| Description of the task |
Look at each line of the listing. Copy those that hold the string "created".

| Input data |
=== Section Start ===

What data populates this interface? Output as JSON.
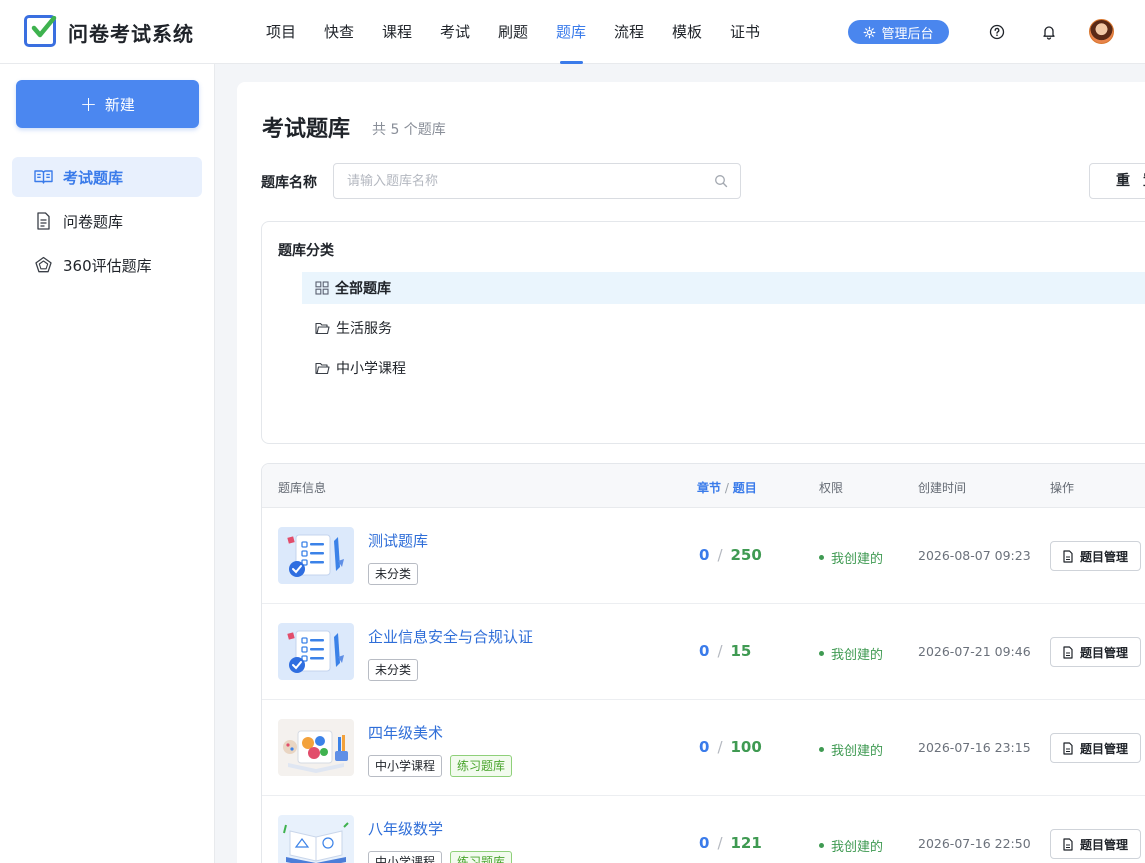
{
  "header": {
    "brand": "问卷考试系统",
    "nav": [
      {
        "label": "项目",
        "active": false
      },
      {
        "label": "快查",
        "active": false
      },
      {
        "label": "课程",
        "active": false
      },
      {
        "label": "考试",
        "active": false
      },
      {
        "label": "刷题",
        "active": false
      },
      {
        "label": "题库",
        "active": true
      },
      {
        "label": "流程",
        "active": false
      },
      {
        "label": "模板",
        "active": false
      },
      {
        "label": "证书",
        "active": false
      }
    ],
    "admin_label": "管理后台",
    "icons": [
      "help-circle-icon",
      "bell-icon",
      "avatar"
    ]
  },
  "sidebar": {
    "new_label": "新建",
    "items": [
      {
        "label": "考试题库",
        "icon": "open-book-icon",
        "active": true
      },
      {
        "label": "问卷题库",
        "icon": "document-icon",
        "active": false
      },
      {
        "label": "360评估题库",
        "icon": "pentagon-icon",
        "active": false
      }
    ]
  },
  "main": {
    "title": "考试题库",
    "subtitle": "共 5 个题库",
    "filter_label": "题库名称",
    "search_placeholder": "请输入题库名称",
    "reset_label": "重 置",
    "category": {
      "title": "题库分类",
      "items": [
        {
          "label": "全部题库",
          "icon": "grid-icon",
          "active": true
        },
        {
          "label": "生活服务",
          "icon": "folder-icon",
          "active": false
        },
        {
          "label": "中小学课程",
          "icon": "folder-icon",
          "active": false
        }
      ]
    },
    "table": {
      "headers": {
        "info": "题库信息",
        "chapter": "章节",
        "slash": "/",
        "question": "题目",
        "permission": "权限",
        "created": "创建时间",
        "action": "操作"
      },
      "rows": [
        {
          "name": "测试题库",
          "tags": [
            {
              "text": "未分类",
              "style": "plain"
            }
          ],
          "chapters": "0",
          "questions": "250",
          "permission": "我创建的",
          "created": "2026-08-07 09:23",
          "action": "题目管理",
          "thumb": "checklist"
        },
        {
          "name": "企业信息安全与合规认证",
          "tags": [
            {
              "text": "未分类",
              "style": "plain"
            }
          ],
          "chapters": "0",
          "questions": "15",
          "permission": "我创建的",
          "created": "2026-07-21 09:46",
          "action": "题目管理",
          "thumb": "checklist"
        },
        {
          "name": "四年级美术",
          "tags": [
            {
              "text": "中小学课程",
              "style": "plain"
            },
            {
              "text": "练习题库",
              "style": "green"
            }
          ],
          "chapters": "0",
          "questions": "100",
          "permission": "我创建的",
          "created": "2026-07-16 23:15",
          "action": "题目管理",
          "thumb": "art"
        },
        {
          "name": "八年级数学",
          "tags": [
            {
              "text": "中小学课程",
              "style": "plain"
            },
            {
              "text": "练习题库",
              "style": "green"
            }
          ],
          "chapters": "0",
          "questions": "121",
          "permission": "我创建的",
          "created": "2026-07-16 22:50",
          "action": "题目管理",
          "thumb": "math"
        }
      ]
    }
  },
  "colors": {
    "accent": "#3a7bea",
    "green": "#3f9a52",
    "primary_button": "#4b87f0"
  }
}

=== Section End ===

| Answer to this exercise |
        "created": "创建时间",
          "created": "2026-08-07 09:23",
          "created": "2026-07-21 09:46",
          "created": "2026-07-16 23:15",
          "created": "2026-07-16 22:50",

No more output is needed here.